> [EXERCISE OBJECTIVE]:
The reply should repeat all of the data word for word, with no pictures.

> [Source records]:

^^^^^^^^

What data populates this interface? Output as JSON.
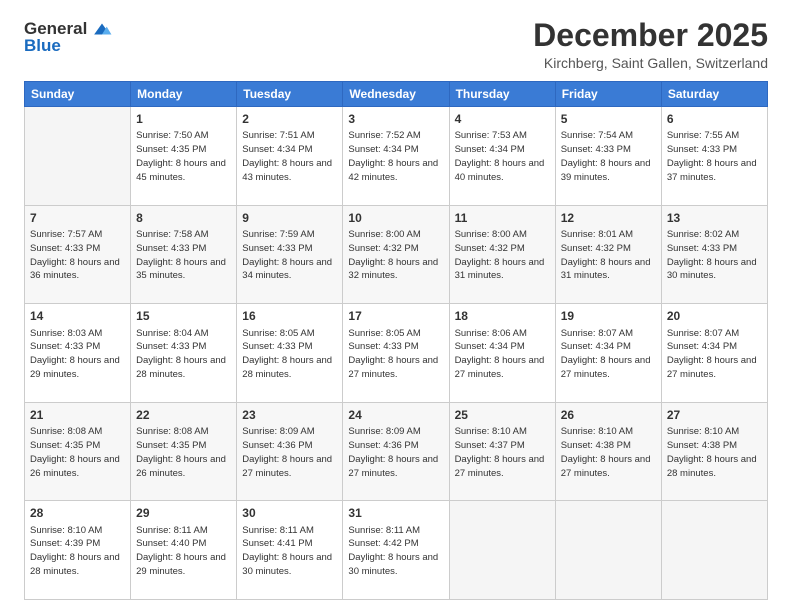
{
  "logo": {
    "general": "General",
    "blue": "Blue"
  },
  "title": "December 2025",
  "location": "Kirchberg, Saint Gallen, Switzerland",
  "header_days": [
    "Sunday",
    "Monday",
    "Tuesday",
    "Wednesday",
    "Thursday",
    "Friday",
    "Saturday"
  ],
  "weeks": [
    [
      {
        "day": "",
        "sunrise": "",
        "sunset": "",
        "daylight": ""
      },
      {
        "day": "1",
        "sunrise": "Sunrise: 7:50 AM",
        "sunset": "Sunset: 4:35 PM",
        "daylight": "Daylight: 8 hours and 45 minutes."
      },
      {
        "day": "2",
        "sunrise": "Sunrise: 7:51 AM",
        "sunset": "Sunset: 4:34 PM",
        "daylight": "Daylight: 8 hours and 43 minutes."
      },
      {
        "day": "3",
        "sunrise": "Sunrise: 7:52 AM",
        "sunset": "Sunset: 4:34 PM",
        "daylight": "Daylight: 8 hours and 42 minutes."
      },
      {
        "day": "4",
        "sunrise": "Sunrise: 7:53 AM",
        "sunset": "Sunset: 4:34 PM",
        "daylight": "Daylight: 8 hours and 40 minutes."
      },
      {
        "day": "5",
        "sunrise": "Sunrise: 7:54 AM",
        "sunset": "Sunset: 4:33 PM",
        "daylight": "Daylight: 8 hours and 39 minutes."
      },
      {
        "day": "6",
        "sunrise": "Sunrise: 7:55 AM",
        "sunset": "Sunset: 4:33 PM",
        "daylight": "Daylight: 8 hours and 37 minutes."
      }
    ],
    [
      {
        "day": "7",
        "sunrise": "Sunrise: 7:57 AM",
        "sunset": "Sunset: 4:33 PM",
        "daylight": "Daylight: 8 hours and 36 minutes."
      },
      {
        "day": "8",
        "sunrise": "Sunrise: 7:58 AM",
        "sunset": "Sunset: 4:33 PM",
        "daylight": "Daylight: 8 hours and 35 minutes."
      },
      {
        "day": "9",
        "sunrise": "Sunrise: 7:59 AM",
        "sunset": "Sunset: 4:33 PM",
        "daylight": "Daylight: 8 hours and 34 minutes."
      },
      {
        "day": "10",
        "sunrise": "Sunrise: 8:00 AM",
        "sunset": "Sunset: 4:32 PM",
        "daylight": "Daylight: 8 hours and 32 minutes."
      },
      {
        "day": "11",
        "sunrise": "Sunrise: 8:00 AM",
        "sunset": "Sunset: 4:32 PM",
        "daylight": "Daylight: 8 hours and 31 minutes."
      },
      {
        "day": "12",
        "sunrise": "Sunrise: 8:01 AM",
        "sunset": "Sunset: 4:32 PM",
        "daylight": "Daylight: 8 hours and 31 minutes."
      },
      {
        "day": "13",
        "sunrise": "Sunrise: 8:02 AM",
        "sunset": "Sunset: 4:33 PM",
        "daylight": "Daylight: 8 hours and 30 minutes."
      }
    ],
    [
      {
        "day": "14",
        "sunrise": "Sunrise: 8:03 AM",
        "sunset": "Sunset: 4:33 PM",
        "daylight": "Daylight: 8 hours and 29 minutes."
      },
      {
        "day": "15",
        "sunrise": "Sunrise: 8:04 AM",
        "sunset": "Sunset: 4:33 PM",
        "daylight": "Daylight: 8 hours and 28 minutes."
      },
      {
        "day": "16",
        "sunrise": "Sunrise: 8:05 AM",
        "sunset": "Sunset: 4:33 PM",
        "daylight": "Daylight: 8 hours and 28 minutes."
      },
      {
        "day": "17",
        "sunrise": "Sunrise: 8:05 AM",
        "sunset": "Sunset: 4:33 PM",
        "daylight": "Daylight: 8 hours and 27 minutes."
      },
      {
        "day": "18",
        "sunrise": "Sunrise: 8:06 AM",
        "sunset": "Sunset: 4:34 PM",
        "daylight": "Daylight: 8 hours and 27 minutes."
      },
      {
        "day": "19",
        "sunrise": "Sunrise: 8:07 AM",
        "sunset": "Sunset: 4:34 PM",
        "daylight": "Daylight: 8 hours and 27 minutes."
      },
      {
        "day": "20",
        "sunrise": "Sunrise: 8:07 AM",
        "sunset": "Sunset: 4:34 PM",
        "daylight": "Daylight: 8 hours and 27 minutes."
      }
    ],
    [
      {
        "day": "21",
        "sunrise": "Sunrise: 8:08 AM",
        "sunset": "Sunset: 4:35 PM",
        "daylight": "Daylight: 8 hours and 26 minutes."
      },
      {
        "day": "22",
        "sunrise": "Sunrise: 8:08 AM",
        "sunset": "Sunset: 4:35 PM",
        "daylight": "Daylight: 8 hours and 26 minutes."
      },
      {
        "day": "23",
        "sunrise": "Sunrise: 8:09 AM",
        "sunset": "Sunset: 4:36 PM",
        "daylight": "Daylight: 8 hours and 27 minutes."
      },
      {
        "day": "24",
        "sunrise": "Sunrise: 8:09 AM",
        "sunset": "Sunset: 4:36 PM",
        "daylight": "Daylight: 8 hours and 27 minutes."
      },
      {
        "day": "25",
        "sunrise": "Sunrise: 8:10 AM",
        "sunset": "Sunset: 4:37 PM",
        "daylight": "Daylight: 8 hours and 27 minutes."
      },
      {
        "day": "26",
        "sunrise": "Sunrise: 8:10 AM",
        "sunset": "Sunset: 4:38 PM",
        "daylight": "Daylight: 8 hours and 27 minutes."
      },
      {
        "day": "27",
        "sunrise": "Sunrise: 8:10 AM",
        "sunset": "Sunset: 4:38 PM",
        "daylight": "Daylight: 8 hours and 28 minutes."
      }
    ],
    [
      {
        "day": "28",
        "sunrise": "Sunrise: 8:10 AM",
        "sunset": "Sunset: 4:39 PM",
        "daylight": "Daylight: 8 hours and 28 minutes."
      },
      {
        "day": "29",
        "sunrise": "Sunrise: 8:11 AM",
        "sunset": "Sunset: 4:40 PM",
        "daylight": "Daylight: 8 hours and 29 minutes."
      },
      {
        "day": "30",
        "sunrise": "Sunrise: 8:11 AM",
        "sunset": "Sunset: 4:41 PM",
        "daylight": "Daylight: 8 hours and 30 minutes."
      },
      {
        "day": "31",
        "sunrise": "Sunrise: 8:11 AM",
        "sunset": "Sunset: 4:42 PM",
        "daylight": "Daylight: 8 hours and 30 minutes."
      },
      {
        "day": "",
        "sunrise": "",
        "sunset": "",
        "daylight": ""
      },
      {
        "day": "",
        "sunrise": "",
        "sunset": "",
        "daylight": ""
      },
      {
        "day": "",
        "sunrise": "",
        "sunset": "",
        "daylight": ""
      }
    ]
  ]
}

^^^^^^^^

> [ANSWER TO THIS PROBLEM]:
What data populates this interface? Output as JSON.
{
  "logo": {
    "general": "General",
    "blue": "Blue"
  },
  "title": "December 2025",
  "location": "Kirchberg, Saint Gallen, Switzerland",
  "header_days": [
    "Sunday",
    "Monday",
    "Tuesday",
    "Wednesday",
    "Thursday",
    "Friday",
    "Saturday"
  ],
  "weeks": [
    [
      {
        "day": "",
        "sunrise": "",
        "sunset": "",
        "daylight": ""
      },
      {
        "day": "1",
        "sunrise": "Sunrise: 7:50 AM",
        "sunset": "Sunset: 4:35 PM",
        "daylight": "Daylight: 8 hours and 45 minutes."
      },
      {
        "day": "2",
        "sunrise": "Sunrise: 7:51 AM",
        "sunset": "Sunset: 4:34 PM",
        "daylight": "Daylight: 8 hours and 43 minutes."
      },
      {
        "day": "3",
        "sunrise": "Sunrise: 7:52 AM",
        "sunset": "Sunset: 4:34 PM",
        "daylight": "Daylight: 8 hours and 42 minutes."
      },
      {
        "day": "4",
        "sunrise": "Sunrise: 7:53 AM",
        "sunset": "Sunset: 4:34 PM",
        "daylight": "Daylight: 8 hours and 40 minutes."
      },
      {
        "day": "5",
        "sunrise": "Sunrise: 7:54 AM",
        "sunset": "Sunset: 4:33 PM",
        "daylight": "Daylight: 8 hours and 39 minutes."
      },
      {
        "day": "6",
        "sunrise": "Sunrise: 7:55 AM",
        "sunset": "Sunset: 4:33 PM",
        "daylight": "Daylight: 8 hours and 37 minutes."
      }
    ],
    [
      {
        "day": "7",
        "sunrise": "Sunrise: 7:57 AM",
        "sunset": "Sunset: 4:33 PM",
        "daylight": "Daylight: 8 hours and 36 minutes."
      },
      {
        "day": "8",
        "sunrise": "Sunrise: 7:58 AM",
        "sunset": "Sunset: 4:33 PM",
        "daylight": "Daylight: 8 hours and 35 minutes."
      },
      {
        "day": "9",
        "sunrise": "Sunrise: 7:59 AM",
        "sunset": "Sunset: 4:33 PM",
        "daylight": "Daylight: 8 hours and 34 minutes."
      },
      {
        "day": "10",
        "sunrise": "Sunrise: 8:00 AM",
        "sunset": "Sunset: 4:32 PM",
        "daylight": "Daylight: 8 hours and 32 minutes."
      },
      {
        "day": "11",
        "sunrise": "Sunrise: 8:00 AM",
        "sunset": "Sunset: 4:32 PM",
        "daylight": "Daylight: 8 hours and 31 minutes."
      },
      {
        "day": "12",
        "sunrise": "Sunrise: 8:01 AM",
        "sunset": "Sunset: 4:32 PM",
        "daylight": "Daylight: 8 hours and 31 minutes."
      },
      {
        "day": "13",
        "sunrise": "Sunrise: 8:02 AM",
        "sunset": "Sunset: 4:33 PM",
        "daylight": "Daylight: 8 hours and 30 minutes."
      }
    ],
    [
      {
        "day": "14",
        "sunrise": "Sunrise: 8:03 AM",
        "sunset": "Sunset: 4:33 PM",
        "daylight": "Daylight: 8 hours and 29 minutes."
      },
      {
        "day": "15",
        "sunrise": "Sunrise: 8:04 AM",
        "sunset": "Sunset: 4:33 PM",
        "daylight": "Daylight: 8 hours and 28 minutes."
      },
      {
        "day": "16",
        "sunrise": "Sunrise: 8:05 AM",
        "sunset": "Sunset: 4:33 PM",
        "daylight": "Daylight: 8 hours and 28 minutes."
      },
      {
        "day": "17",
        "sunrise": "Sunrise: 8:05 AM",
        "sunset": "Sunset: 4:33 PM",
        "daylight": "Daylight: 8 hours and 27 minutes."
      },
      {
        "day": "18",
        "sunrise": "Sunrise: 8:06 AM",
        "sunset": "Sunset: 4:34 PM",
        "daylight": "Daylight: 8 hours and 27 minutes."
      },
      {
        "day": "19",
        "sunrise": "Sunrise: 8:07 AM",
        "sunset": "Sunset: 4:34 PM",
        "daylight": "Daylight: 8 hours and 27 minutes."
      },
      {
        "day": "20",
        "sunrise": "Sunrise: 8:07 AM",
        "sunset": "Sunset: 4:34 PM",
        "daylight": "Daylight: 8 hours and 27 minutes."
      }
    ],
    [
      {
        "day": "21",
        "sunrise": "Sunrise: 8:08 AM",
        "sunset": "Sunset: 4:35 PM",
        "daylight": "Daylight: 8 hours and 26 minutes."
      },
      {
        "day": "22",
        "sunrise": "Sunrise: 8:08 AM",
        "sunset": "Sunset: 4:35 PM",
        "daylight": "Daylight: 8 hours and 26 minutes."
      },
      {
        "day": "23",
        "sunrise": "Sunrise: 8:09 AM",
        "sunset": "Sunset: 4:36 PM",
        "daylight": "Daylight: 8 hours and 27 minutes."
      },
      {
        "day": "24",
        "sunrise": "Sunrise: 8:09 AM",
        "sunset": "Sunset: 4:36 PM",
        "daylight": "Daylight: 8 hours and 27 minutes."
      },
      {
        "day": "25",
        "sunrise": "Sunrise: 8:10 AM",
        "sunset": "Sunset: 4:37 PM",
        "daylight": "Daylight: 8 hours and 27 minutes."
      },
      {
        "day": "26",
        "sunrise": "Sunrise: 8:10 AM",
        "sunset": "Sunset: 4:38 PM",
        "daylight": "Daylight: 8 hours and 27 minutes."
      },
      {
        "day": "27",
        "sunrise": "Sunrise: 8:10 AM",
        "sunset": "Sunset: 4:38 PM",
        "daylight": "Daylight: 8 hours and 28 minutes."
      }
    ],
    [
      {
        "day": "28",
        "sunrise": "Sunrise: 8:10 AM",
        "sunset": "Sunset: 4:39 PM",
        "daylight": "Daylight: 8 hours and 28 minutes."
      },
      {
        "day": "29",
        "sunrise": "Sunrise: 8:11 AM",
        "sunset": "Sunset: 4:40 PM",
        "daylight": "Daylight: 8 hours and 29 minutes."
      },
      {
        "day": "30",
        "sunrise": "Sunrise: 8:11 AM",
        "sunset": "Sunset: 4:41 PM",
        "daylight": "Daylight: 8 hours and 30 minutes."
      },
      {
        "day": "31",
        "sunrise": "Sunrise: 8:11 AM",
        "sunset": "Sunset: 4:42 PM",
        "daylight": "Daylight: 8 hours and 30 minutes."
      },
      {
        "day": "",
        "sunrise": "",
        "sunset": "",
        "daylight": ""
      },
      {
        "day": "",
        "sunrise": "",
        "sunset": "",
        "daylight": ""
      },
      {
        "day": "",
        "sunrise": "",
        "sunset": "",
        "daylight": ""
      }
    ]
  ]
}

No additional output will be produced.